Wotton was the first on my list of Evelyn-related places to visit this year, and last weekend I spent my birthday there. The house is now a hotel and conference centre owned by the Principal Hayley group.
In Evelyn’s time the house was timber-framed, with a main block flanked by two wings projecting to the north enclosing a u-shaped court. The garden lay to the south, and this is where John Evelyn first experimented with Italian-style design from the 1640′s onwards. There he created a parterre with a central fountain and viewing terraces to either side.
To the rear the natural hillside was terraced and fronted by a classical portico and grotto. The grotto was adorned with statues, of which only the Venus now remains.
The walls of the niches were encrusted with corals and shells that glittered behind gushing fountain-jets. All of this was achieved thanks to a system of ingenious conduits that diverted the flow of the natural streams that run through the grounds.
The mound was planted with beech trees which have since vanished, along with apparently all other vestiges of the seventeenth century planting.
There is some uncertainty about the date of the statues of the four seasons that flank the central access stairway. They would certainly fit in with Evelyn’s theme here, derived from Epicurean philosophy, of the powers of nature (represented principally by Venus). At any rate, all four seasons apart from Winter are now headless, which is rather sad.
I have to say that the evidence of these and other broken statues, fountains and benches and the detritus of wedding revels leave one feeling that this rare survival of seventeenth century garden design is not being properly cherished by the current owners.
Careful archaeological investigation might be able to recover the plan of the parterre.

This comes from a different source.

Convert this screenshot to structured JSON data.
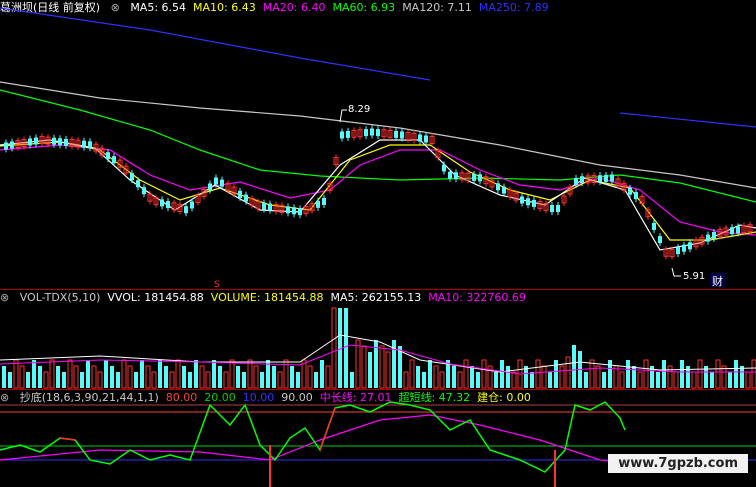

That area as well as the former orchard and kitchen garden to the east of the house are now just grassed over. If the neglected water features were repaired, and the garden replanted in period style, the result would be truly stunning. It would also, of course, attract many visitors.
The house itself has been much altered since the seventeenth century. Refaced in brick and extended in Victorian Gothic style, when it passed out of the family’s hands all its original furnishings and fittings went too.There remain a few beautiful Jacobean and Elizabethan doors, and interesting nooks and crannies. However, all the old heart of the house is reserved for corporate training and conference events, as well as wedding parties. Hotel guests stay in a modern accommodation wing, where the rooms are, frankly, bland and overpriced. It was next to impossible even to get to see any of the older rooms, as they were nearly all declared to be either in use or off-limits. Here, nevertheless, is a glimpse of the room where John Evelyn may have been born – or could it be the one next to it?!
The best part of my brief time at Wotton was the midsummer dawn chorus, the like of which I’ve honestly never heard before in my life. Thanks no doubt to the lush woods behind the mound and the many trees and streams in the garden, the variety, volume and sheer virtuosity of the birdsong was breath-taking. Looking out then from the first floor window onto the mound in the half-light, it seemed like one of those numinous fairy-hills in which legends tell that Arthur sleeps – except in this case, it must surely be the local equivalent of Venus…
All photos by the author except for the Evelyn sketch scanned by Jacqueline Banerjee, from http://www.victorianweb.org/art/architecture/homes/33c.html For more information on the garden, see Small A. & Small C., John Evelyn and the Garden of Epicurus, Journal of the Warburg and Courtauld Institutes, vol. 60 (1997) pp. 194-214. For the basic historical facts on the house, see here http://en.wikipedia.org/wiki/Wotton_House,_Surrey and for details of the architectural features, see here http://list.english-heritage.org.uk/resultsingle.aspx?uid=1189814.